15.10 - Applying the Index and Partitioning Expression Recommendations - Teradata Database

Teradata Database SQL Request and Transaction Processing

prodname
Teradata Database
vrm_release
15.10
category
Programming Reference
User Guide
featnum
B035-1142-151K

At this stage of the database query analysis, you apply the indexes and partitioning expressions recommended by the Index and Partitioning Expression Analysis stage to the production database.

See Teradata Index Wizard User Guide for details about this process.

The process of applying the recommended indexes, or partitioning expressions, or both, to the production system is indicated by the following graphic. For any callout of Index in the graphic, you should read Index or Partitioning Expression, or both.

 

You can choose to implement all, some, or none, of the index or partitioning expression recommendations from a given Analysis.

In the case of indexes, the Index Wizard client utility has a menu option that automatically issues an SQL request containing the corresponding CREATE INDEX or CREATE JOIN INDEX text for you.

A recommended table partitioning requires a more complex set of SQL requests to recreate a populated table. The Index Wizard client utility provides a set of SQL requests in the form of a script to demonstrate one possible method of converting an existing table to a row‑partitioned table.

You are expected to examine and modify the script for the specific needs of your particular system. For example, you must verify that there is enough available disk space to temporarily hold two copies of the table, and you must also determine what privileges must be granted again and which existing indexes must be recreated.
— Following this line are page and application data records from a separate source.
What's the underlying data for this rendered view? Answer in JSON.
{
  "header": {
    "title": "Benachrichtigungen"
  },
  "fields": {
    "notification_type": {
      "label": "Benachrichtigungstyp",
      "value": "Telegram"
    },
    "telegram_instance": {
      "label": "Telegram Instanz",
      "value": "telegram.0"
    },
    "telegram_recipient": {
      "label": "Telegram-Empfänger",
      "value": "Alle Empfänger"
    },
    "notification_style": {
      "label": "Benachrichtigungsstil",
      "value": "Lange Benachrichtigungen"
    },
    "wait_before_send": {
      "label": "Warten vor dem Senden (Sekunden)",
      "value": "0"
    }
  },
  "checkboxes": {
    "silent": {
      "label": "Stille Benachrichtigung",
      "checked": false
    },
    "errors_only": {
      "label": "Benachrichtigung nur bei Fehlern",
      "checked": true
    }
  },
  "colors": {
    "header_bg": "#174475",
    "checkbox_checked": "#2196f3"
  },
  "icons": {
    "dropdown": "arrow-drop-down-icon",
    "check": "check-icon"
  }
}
You can indirectly execute the script by copying the displayed contents to the Execute SQL window that is accessible from the Tools menu of the Index Wizard.

The script creates a new permanent table, partitions it as desired, executes an appropriate INSERT … SELECT request to insert the rows from the nonpartitioned source table into it, drops the source table, and then renames the new table with the name of the old source table.

To reduce the possibility of naming collisions, the new table (before renaming) exists temporarily, before it is renamed, with a name of PPI_base_table_name where base_table_name is truncated if necessary.

See “Using the Index Wizard: Extended Example” on page 852 for an example of using this method.